So, let’s apply a brand analysis to the market leader – what has it done – in addition to its core purpose, to achieve a level of trust and appeal that puts it so far ahead of all others?
Logo: A simple iconic cross, full of symbolism and seamlessly tied into the core brand character and storytelling. It is Apple-like in its simplicity and, for its followers and detractors, it has phenomenal brand salience.
Brand character: Son of brand, a truly visionary leader, entirely relatable and selfless, who made the ultimate sacrifice to save the customers.
Purpose: For all customers to be like him. The very best version of themselves. Compelling and enticing.
Product: forgiveness of sins and eternal life/salvation – totally selfish but wonderfully compelling. Plus - love thy neighbour and treat others as you wish to be treated - entirely selfless but hugely aspirational.
Storytelling: The greatest story ever told. Man sets out to save the world, falls into a deep dark helpless hole, is redeemed (even better, resurrected) and does indeed end up saving the world. A classic.
Multisensory marketing: A truly integrated strategy engaging every single sense, from incense burning for smell, the touch when being blessed by a priest, the taste of the communion wine and even the sixth sense – a direct telepathic connection to god.
But it’s the use of sound where Christianity really excels. From the very start, Christianity has gone big on sonic branding and marketing. From a near monopoly of bells to a host of brand anthems, Christianity has never settled on a mere ‘I’m lovin it’ sonic logo.
Indeed, Christianity has managed to dominate an entire sonic genre – even if you are unfamiliar with a hymn, chant or incantation it will almost certainly immediately bring the Christian brand to mind - whether you are a customer or not.
As Ludwig van Beethoven observed: “Music is the mediator between the life of the senses and the life of the spirit”. As such it is the perfect interface between earthly reality and a higher power, enabling customers to inhabit the present moment more fully, transforming their mental state and enabling a fuller and richer experience of their emotions.
But it gets better, not content with a broadcast approach to sonic strategy, Christianity has also persuaded the customers to sing the brand anthems out loud (every week), ensuring a deep emotional connection with the brand while forging a strong sense of community. Even smarter, the lyrics are all about giving praise and thanks to the brand itself. Phenomenal customer engagement. As a result, sonic brand saliency is through the roof.
This collective auditory participation not only creates a strong sense of community but is also supremely effective in turning many of the customers into selfless brand ambassadors.
It is hugely impressive how Christianity has so effectively harnessed every tool in the marketers toolbox to create a brand with such powerful emotional bonds. Yes, it’s a compelling product, but as can be seen from the above, this has been backed by a truly multisensory approach to branding and remarkable emotional consistency that has remained consistent across the centuries.

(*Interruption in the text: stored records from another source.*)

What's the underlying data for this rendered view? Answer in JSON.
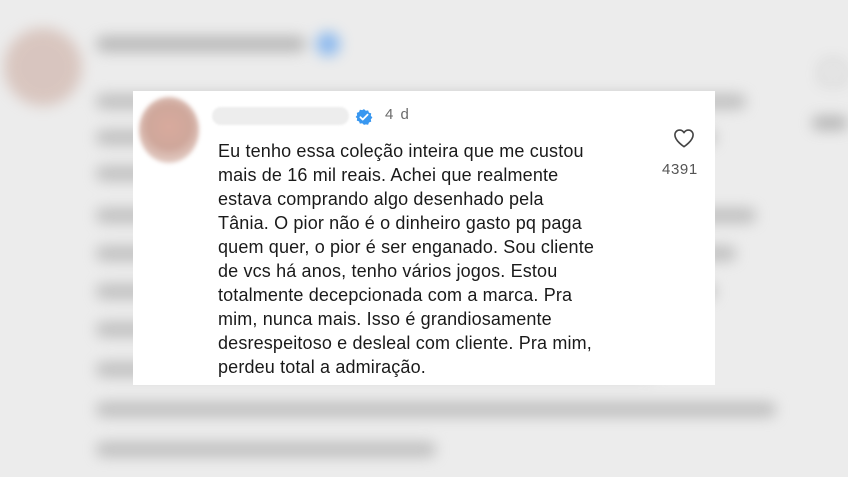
{
  "comment": {
    "timestamp": "4 d",
    "text": "Eu tenho essa coleção inteira que me custou\nmais de 16 mil reais. Achei que realmente\nestava comprando algo desenhado pela\nTânia. O pior não é o dinheiro gasto pq paga\nquem quer, o pior é ser enganado. Sou cliente\nde vcs há anos, tenho vários jogos. Estou\ntotalmente decepcionada com a marca. Pra\nmim, nunca mais. Isso é grandiosamente\ndesrespeitoso e desleal com cliente. Pra mim,\nperdeu total a admiração.",
    "like_count": "4391",
    "icons": {
      "verified": "verified-badge-icon",
      "like": "heart-outline-icon"
    },
    "colors": {
      "verified_badge": "#3897f0",
      "text": "#1a1a1a",
      "meta_text": "#6b6b6b"
    }
  }
}
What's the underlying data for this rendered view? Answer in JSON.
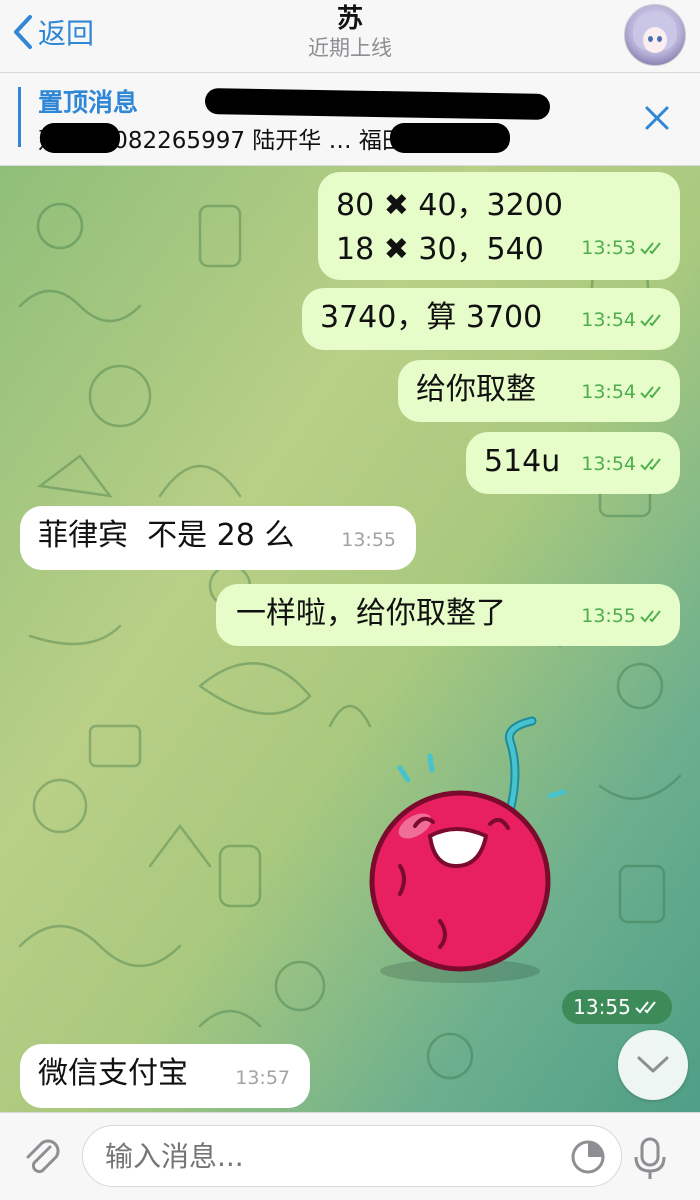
{
  "header": {
    "back_label": "返回",
    "title": "苏",
    "status": "近期上线"
  },
  "pinned": {
    "label": "置顶消息",
    "text": "建设18082265997 陆开华 … 福田路汇 电…"
  },
  "messages": [
    {
      "dir": "out",
      "lines": [
        "80 ✖ 40，3200",
        "18 ✖ 30，540"
      ],
      "time": "13:53"
    },
    {
      "dir": "out",
      "lines": [
        "3740，算 3700"
      ],
      "time": "13:54"
    },
    {
      "dir": "out",
      "lines": [
        "给你取整"
      ],
      "time": "13:54"
    },
    {
      "dir": "out",
      "lines": [
        "514u"
      ],
      "time": "13:54"
    },
    {
      "dir": "in",
      "lines": [
        "菲律宾  不是 28 么"
      ],
      "time": "13:55"
    },
    {
      "dir": "out",
      "lines": [
        "一样啦，给你取整了"
      ],
      "time": "13:55"
    },
    {
      "dir": "in",
      "lines": [
        "微信支付宝"
      ],
      "time": "13:57"
    }
  ],
  "sticker": {
    "icon": "laughing-cherry-sticker",
    "time": "13:55"
  },
  "input": {
    "placeholder": "输入消息..."
  },
  "colors": {
    "accent": "#2f87d6",
    "outgoing_bubble": "#e6fdc9",
    "incoming_bubble": "#ffffff",
    "read_ticks": "#4fae4e"
  }
}
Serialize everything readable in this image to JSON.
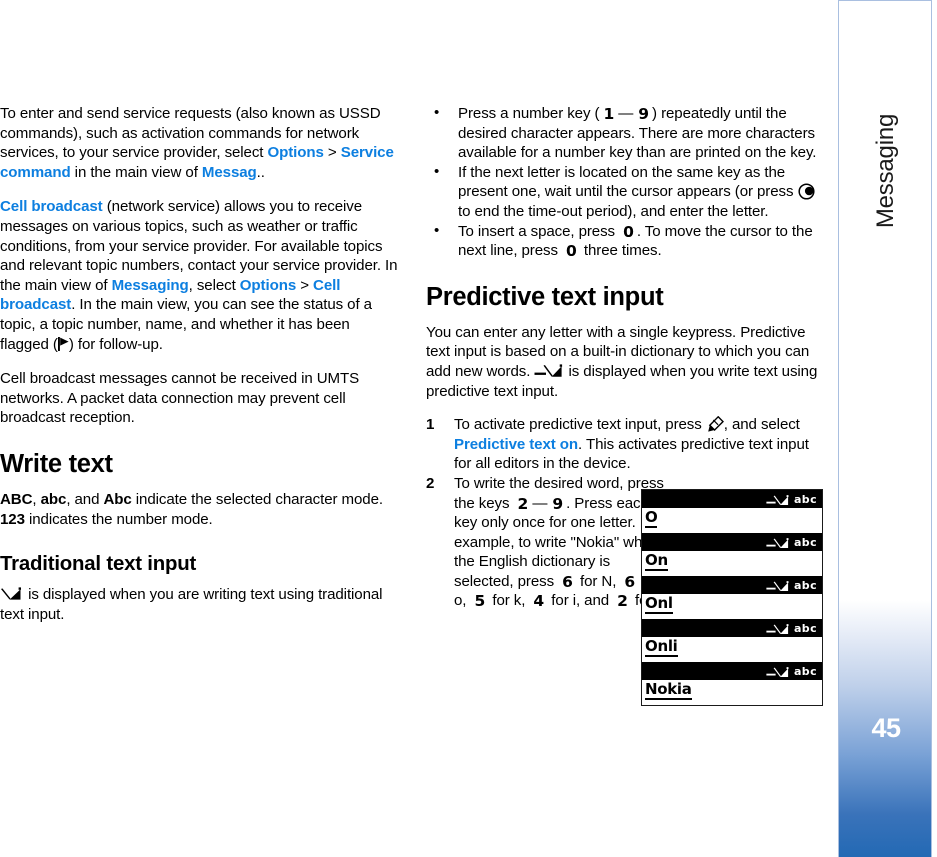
{
  "sidebar": {
    "chapter_title": "Messaging",
    "page_number": "45"
  },
  "left_column": {
    "para_ussd": {
      "t1": "To enter and send service requests (also known as USSD commands), such as activation commands for network services, to your service provider, select ",
      "link_options": "Options",
      "sep": " > ",
      "link_service_command": "Service command",
      "t2": " in the main view of ",
      "link_messag": "Messag",
      "t3": ".."
    },
    "para_cellbroadcast": {
      "link_cell_broadcast": "Cell broadcast",
      "t1": " (network service) allows you to receive messages on various topics, such as weather or traffic conditions, from your service provider. For available topics and relevant topic numbers, contact your service provider. In the main view of ",
      "link_messaging": "Messaging",
      "t2": ", select ",
      "link_options": "Options",
      "sep": " > ",
      "link_cell_broadcast_2": "Cell broadcast",
      "t3": ". In the main view, you can see the status of a topic, a topic number, name, and whether it has been flagged (",
      "t4": ") for follow-up."
    },
    "para_umts": "Cell broadcast messages cannot be received in UMTS networks. A packet data connection may prevent cell broadcast reception.",
    "heading_write_text": "Write text",
    "para_modes": {
      "abc_upper": "ABC",
      "c1": ", ",
      "abc_lower": "abc",
      "c2": ", and ",
      "abc_mixed": "Abc",
      "t1": " indicate the selected character mode. ",
      "num_mode": "123",
      "t2": " indicates the number mode."
    },
    "heading_traditional": "Traditional text input",
    "para_traditional": " is displayed when you are writing text using traditional text input."
  },
  "right_column": {
    "bullets": [
      {
        "t1": "Press a number key (",
        "key_a": "1",
        "dash": "—",
        "key_b": "9",
        "t2": ") repeatedly until the desired character appears. There are more characters available for a number key than are printed on the key."
      },
      {
        "t1": "If the next letter is located on the same key as the present one, wait until the cursor appears (or press ",
        "t2": " to end the time-out period), and enter the letter."
      },
      {
        "t1": "To insert a space, press ",
        "key_a": "0",
        "t2": ". To move the cursor to the next line, press ",
        "key_b": "0",
        "t3": " three times."
      }
    ],
    "heading_predictive": "Predictive text input",
    "para_predictive": {
      "t1": "You can enter any letter with a single keypress. Predictive text input is based on a built-in dictionary to which you can add new words. ",
      "t2": " is displayed when you write text using predictive text input."
    },
    "steps": [
      {
        "num": "1",
        "t1": "To activate predictive text input, press ",
        "t2": ", and select ",
        "link": "Predictive text on",
        "t3": ". This activates predictive text input for all editors in the device."
      },
      {
        "num": "2",
        "t1": "To write the desired word, press the keys ",
        "key_a": "2",
        "dash": "—",
        "key_b": "9",
        "t2": ". Press each key only once for one letter. For example, to write \"Nokia\" when the English dictionary is selected, press ",
        "key_c": "6",
        "t3": " for N, ",
        "key_d": "6",
        "t4": " for o, ",
        "key_e": "5",
        "t5": " for k, ",
        "key_f": "4",
        "t6": " for i, and ",
        "key_g": "2",
        "t7": " for a."
      }
    ]
  },
  "phone_screen": {
    "rows": [
      {
        "mode": "abc",
        "text": "O"
      },
      {
        "mode": "abc",
        "text": "On"
      },
      {
        "mode": "abc",
        "text": "Onl"
      },
      {
        "mode": "abc",
        "text": "Onli"
      },
      {
        "mode": "abc",
        "text": "Nokia"
      }
    ]
  },
  "colors": {
    "link_blue": "#0d7fe0",
    "tab_blue": "#2369b4",
    "tab_border": "#a9bfe0"
  }
}
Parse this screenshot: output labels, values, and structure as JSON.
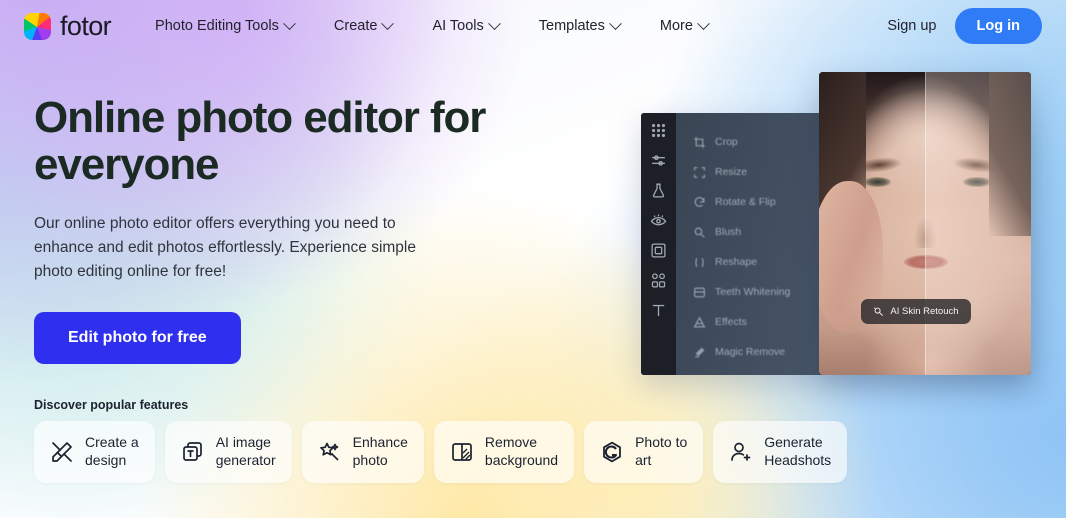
{
  "header": {
    "logo_text": "fotor",
    "logo_icon": "fotor-pinwheel-logo",
    "nav": [
      {
        "label": "Photo Editing Tools",
        "icon": "chevron-down-icon"
      },
      {
        "label": "Create",
        "icon": "chevron-down-icon"
      },
      {
        "label": "AI Tools",
        "icon": "chevron-down-icon"
      },
      {
        "label": "Templates",
        "icon": "chevron-down-icon"
      },
      {
        "label": "More",
        "icon": "chevron-down-icon"
      }
    ],
    "signup_label": "Sign up",
    "login_label": "Log in",
    "login_color": "#2f7cf6"
  },
  "hero": {
    "title": "Online photo editor for\neveryone",
    "subtitle": "Our online photo editor offers everything you need to\nenhance and edit photos effortlessly. Experience simple\nphoto editing online for free!",
    "cta_label": "Edit photo for free",
    "cta_color": "#2f2ff0"
  },
  "features": {
    "title": "Discover popular features",
    "cards": [
      {
        "label": "Create a\ndesign",
        "icon": "pencil-ruler-icon"
      },
      {
        "label": "AI image\ngenerator",
        "icon": "image-stack-icon"
      },
      {
        "label": "Enhance\nphoto",
        "icon": "magic-wand-sparkle-icon"
      },
      {
        "label": "Remove\nbackground",
        "icon": "background-split-icon"
      },
      {
        "label": "Photo to\nart",
        "icon": "hexagon-art-icon"
      },
      {
        "label": "Generate\nHeadshots",
        "icon": "user-plus-icon"
      }
    ]
  },
  "editor_mockup": {
    "rail_icons": [
      "grid-templates-icon",
      "adjust-sliders-icon",
      "beauty-flask-icon",
      "eye-retouch-icon",
      "frame-icon",
      "sticker-icon",
      "text-icon"
    ],
    "menu_items": [
      {
        "label": "Crop",
        "icon": "crop-icon"
      },
      {
        "label": "Resize",
        "icon": "resize-icon"
      },
      {
        "label": "Rotate & Flip",
        "icon": "rotate-icon"
      },
      {
        "label": "Blush",
        "icon": "blush-icon"
      },
      {
        "label": "Reshape",
        "icon": "reshape-icon"
      },
      {
        "label": "Teeth Whitening",
        "icon": "teeth-icon"
      },
      {
        "label": "Effects",
        "icon": "effects-icon"
      },
      {
        "label": "Magic Remove",
        "icon": "magic-remove-icon"
      }
    ],
    "photo_badge": {
      "label": "AI Skin Retouch",
      "icon": "skin-retouch-icon"
    }
  }
}
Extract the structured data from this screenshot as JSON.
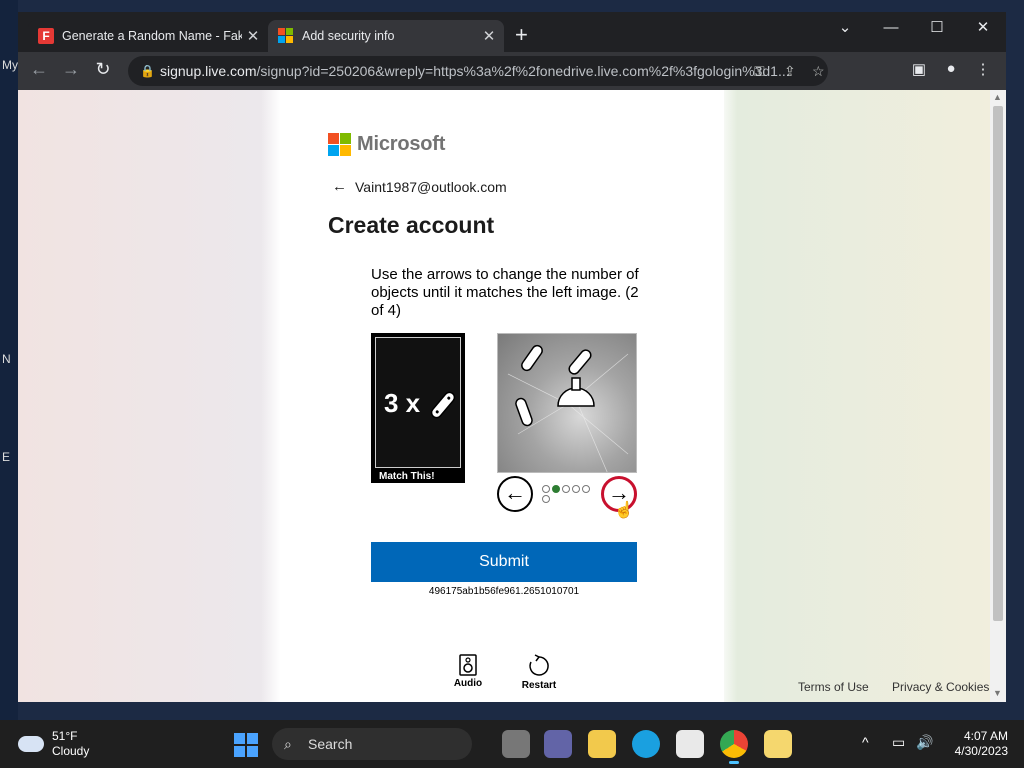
{
  "desktop": {
    "fragments": [
      "My",
      "N",
      "E"
    ]
  },
  "browser": {
    "tabs": [
      {
        "title": "Generate a Random Name - Fake",
        "icon": "fakename-favicon"
      },
      {
        "title": "Add security info",
        "icon": "microsoft-favicon"
      }
    ],
    "url": {
      "host": "signup.live.com",
      "path": "/signup?id=250206&wreply=https%3a%2f%2fonedrive.live.com%2f%3fgologin%3d1..."
    }
  },
  "page": {
    "brand": "Microsoft",
    "email": "Vaint1987@outlook.com",
    "heading": "Create account",
    "captcha": {
      "instruction": "Use the arrows to change the number of objects until it matches the left image. (2 of 4)",
      "match_text": "3 x",
      "match_label": "Match This!",
      "dots_total": 6,
      "dots_selected_index": 1,
      "submit_label": "Submit",
      "id": "496175ab1b56fe961.2651010701",
      "audio_label": "Audio",
      "restart_label": "Restart"
    },
    "footer": {
      "terms": "Terms of Use",
      "privacy": "Privacy & Cookies"
    }
  },
  "taskbar": {
    "weather_temp": "51°F",
    "weather_desc": "Cloudy",
    "search_label": "Search",
    "time": "4:07 AM",
    "date": "4/30/2023"
  },
  "colors": {
    "ms_red": "#f25022",
    "ms_green": "#7fba00",
    "ms_blue": "#00a4ef",
    "ms_yellow": "#ffb900",
    "submit_blue": "#0067b8",
    "active_arrow": "#c8102e"
  }
}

But of all the distinctive brand assets, it is by harnessing the subconscious power of music that has enabled it to elevate the symbolism and ritual of the brand to an unmatched level of emotional engagement with the customers.
This was perhaps best observed by Carl W. Buehner (a high ranking leader of the Church of Jesus Christ of Latter-day Saints) when he wrote, over 50 years ago:
“People will forget what you said, people will forget what you did, but people will never forget how you made them feel”.